Data extracted from a collection:
======

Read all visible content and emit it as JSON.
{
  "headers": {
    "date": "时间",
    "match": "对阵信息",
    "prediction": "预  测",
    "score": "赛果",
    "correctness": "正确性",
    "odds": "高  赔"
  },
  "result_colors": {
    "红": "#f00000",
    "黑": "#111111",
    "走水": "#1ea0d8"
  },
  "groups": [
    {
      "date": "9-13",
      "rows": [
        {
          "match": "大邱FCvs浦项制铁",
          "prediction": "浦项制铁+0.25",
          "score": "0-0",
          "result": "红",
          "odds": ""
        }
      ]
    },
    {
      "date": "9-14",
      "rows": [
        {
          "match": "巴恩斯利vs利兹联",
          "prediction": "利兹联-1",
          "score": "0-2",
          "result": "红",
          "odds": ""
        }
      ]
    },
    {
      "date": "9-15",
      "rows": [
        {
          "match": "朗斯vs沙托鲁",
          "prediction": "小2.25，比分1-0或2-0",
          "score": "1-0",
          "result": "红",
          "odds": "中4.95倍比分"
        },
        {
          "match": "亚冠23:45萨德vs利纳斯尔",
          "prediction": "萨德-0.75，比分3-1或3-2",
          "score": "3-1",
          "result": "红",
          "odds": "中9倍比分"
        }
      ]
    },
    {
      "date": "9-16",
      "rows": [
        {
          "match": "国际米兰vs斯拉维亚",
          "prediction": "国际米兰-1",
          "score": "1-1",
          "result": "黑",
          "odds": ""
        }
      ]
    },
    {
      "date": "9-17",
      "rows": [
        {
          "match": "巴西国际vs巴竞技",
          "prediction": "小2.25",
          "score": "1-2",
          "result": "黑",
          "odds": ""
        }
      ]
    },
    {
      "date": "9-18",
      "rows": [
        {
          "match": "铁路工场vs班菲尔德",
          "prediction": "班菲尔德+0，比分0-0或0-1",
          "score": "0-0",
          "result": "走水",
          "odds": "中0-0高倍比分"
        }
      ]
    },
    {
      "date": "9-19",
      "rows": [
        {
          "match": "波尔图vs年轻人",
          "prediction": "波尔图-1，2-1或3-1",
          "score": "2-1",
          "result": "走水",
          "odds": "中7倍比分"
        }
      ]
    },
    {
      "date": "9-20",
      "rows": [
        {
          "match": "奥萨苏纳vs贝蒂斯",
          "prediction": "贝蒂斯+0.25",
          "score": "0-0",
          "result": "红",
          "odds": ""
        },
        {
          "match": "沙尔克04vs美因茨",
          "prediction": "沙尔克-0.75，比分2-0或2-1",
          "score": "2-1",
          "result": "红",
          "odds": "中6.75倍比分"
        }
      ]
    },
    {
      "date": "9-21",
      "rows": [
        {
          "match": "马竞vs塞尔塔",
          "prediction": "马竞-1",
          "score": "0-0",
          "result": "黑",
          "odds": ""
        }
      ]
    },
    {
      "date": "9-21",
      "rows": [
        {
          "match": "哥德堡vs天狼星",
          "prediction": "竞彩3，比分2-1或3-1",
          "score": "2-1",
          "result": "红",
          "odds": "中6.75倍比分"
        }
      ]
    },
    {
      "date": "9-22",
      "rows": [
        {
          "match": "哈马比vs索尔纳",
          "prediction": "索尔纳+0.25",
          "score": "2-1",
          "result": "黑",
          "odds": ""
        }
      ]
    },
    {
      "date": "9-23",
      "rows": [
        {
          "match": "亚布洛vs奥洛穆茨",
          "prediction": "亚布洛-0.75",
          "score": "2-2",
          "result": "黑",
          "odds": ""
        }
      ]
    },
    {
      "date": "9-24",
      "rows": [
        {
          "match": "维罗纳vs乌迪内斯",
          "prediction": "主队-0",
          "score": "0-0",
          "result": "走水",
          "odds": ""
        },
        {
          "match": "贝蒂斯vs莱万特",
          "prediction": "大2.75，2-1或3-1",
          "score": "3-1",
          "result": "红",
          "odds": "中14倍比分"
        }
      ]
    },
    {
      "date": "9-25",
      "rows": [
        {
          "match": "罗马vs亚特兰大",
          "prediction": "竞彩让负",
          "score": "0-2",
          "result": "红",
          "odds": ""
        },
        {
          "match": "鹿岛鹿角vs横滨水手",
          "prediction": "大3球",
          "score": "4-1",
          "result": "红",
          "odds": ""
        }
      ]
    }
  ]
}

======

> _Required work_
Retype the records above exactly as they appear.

> _Response_
Read all visible content and emit it as JSON.
{
  "headers": {
    "date": "时间",
    "match": "对阵信息",
    "prediction": "预  测",
    "score": "赛果",
    "correctness": "正确性",
    "odds": "高  赔"
  },
  "result_colors": {
    "红": "#f00000",
    "黑": "#111111",
    "走水": "#1ea0d8"
  },
  "groups": [
    {
      "date": "9-13",
      "rows": [
        {
          "match": "大邱FCvs浦项制铁",
          "prediction": "浦项制铁+0.25",
          "score": "0-0",
          "result": "红",
          "odds": ""
        }
      ]
    },
    {
      "date": "9-14",
      "rows": [
        {
          "match": "巴恩斯利vs利兹联",
          "prediction": "利兹联-1",
          "score": "0-2",
          "result": "红",
          "odds": ""
        }
      ]
    },
    {
      "date": "9-15",
      "rows": [
        {
          "match": "朗斯vs沙托鲁",
          "prediction": "小2.25，比分1-0或2-0",
          "score": "1-0",
          "result": "红",
          "odds": "中4.95倍比分"
        },
        {
          "match": "亚冠23:45萨德vs利纳斯尔",
          "prediction": "萨德-0.75，比分3-1或3-2",
          "score": "3-1",
          "result": "红",
          "odds": "中9倍比分"
        }
      ]
    },
    {
      "date": "9-16",
      "rows": [
        {
          "match": "国际米兰vs斯拉维亚",
          "prediction": "国际米兰-1",
          "score": "1-1",
          "result": "黑",
          "odds": ""
        }
      ]
    },
    {
      "date": "9-17",
      "rows": [
        {
          "match": "巴西国际vs巴竞技",
          "prediction": "小2.25",
          "score": "1-2",
          "result": "黑",
          "odds": ""
        }
      ]
    },
    {
      "date": "9-18",
      "rows": [
        {
          "match": "铁路工场vs班菲尔德",
          "prediction": "班菲尔德+0，比分0-0或0-1",
          "score": "0-0",
          "result": "走水",
          "odds": "中0-0高倍比分"
        }
      ]
    },
    {
      "date": "9-19",
      "rows": [
        {
          "match": "波尔图vs年轻人",
          "prediction": "波尔图-1，2-1或3-1",
          "score": "2-1",
          "result": "走水",
          "odds": "中7倍比分"
        }
      ]
    },
    {
      "date": "9-20",
      "rows": [
        {
          "match": "奥萨苏纳vs贝蒂斯",
          "prediction": "贝蒂斯+0.25",
          "score": "0-0",
          "result": "红",
          "odds": ""
        },
        {
          "match": "沙尔克04vs美因茨",
          "prediction": "沙尔克-0.75，比分2-0或2-1",
          "score": "2-1",
          "result": "红",
          "odds": "中6.75倍比分"
        }
      ]
    },
    {
      "date": "9-21",
      "rows": [
        {
          "match": "马竞vs塞尔塔",
          "prediction": "马竞-1",
          "score": "0-0",
          "result": "黑",
          "odds": ""
        }
      ]
    },
    {
      "date": "9-21",
      "rows": [
        {
          "match": "哥德堡vs天狼星",
          "prediction": "竞彩3，比分2-1或3-1",
          "score": "2-1",
          "result": "红",
          "odds": "中6.75倍比分"
        }
      ]
    },
    {
      "date": "9-22",
      "rows": [
        {
          "match": "哈马比vs索尔纳",
          "prediction": "索尔纳+0.25",
          "score": "2-1",
          "result": "黑",
          "odds": ""
        }
      ]
    },
    {
      "date": "9-23",
      "rows": [
        {
          "match": "亚布洛vs奥洛穆茨",
          "prediction": "亚布洛-0.75",
          "score": "2-2",
          "result": "黑",
          "odds": ""
        }
      ]
    },
    {
      "date": "9-24",
      "rows": [
        {
          "match": "维罗纳vs乌迪内斯",
          "prediction": "主队-0",
          "score": "0-0",
          "result": "走水",
          "odds": ""
        },
        {
          "match": "贝蒂斯vs莱万特",
          "prediction": "大2.75，2-1或3-1",
          "score": "3-1",
          "result": "红",
          "odds": "中14倍比分"
        }
      ]
    },
    {
      "date": "9-25",
      "rows": [
        {
          "match": "罗马vs亚特兰大",
          "prediction": "竞彩让负",
          "score": "0-2",
          "result": "红",
          "odds": ""
        },
        {
          "match": "鹿岛鹿角vs横滨水手",
          "prediction": "大3球",
          "score": "4-1",
          "result": "红",
          "odds": ""
        }
      ]
    }
  ]
}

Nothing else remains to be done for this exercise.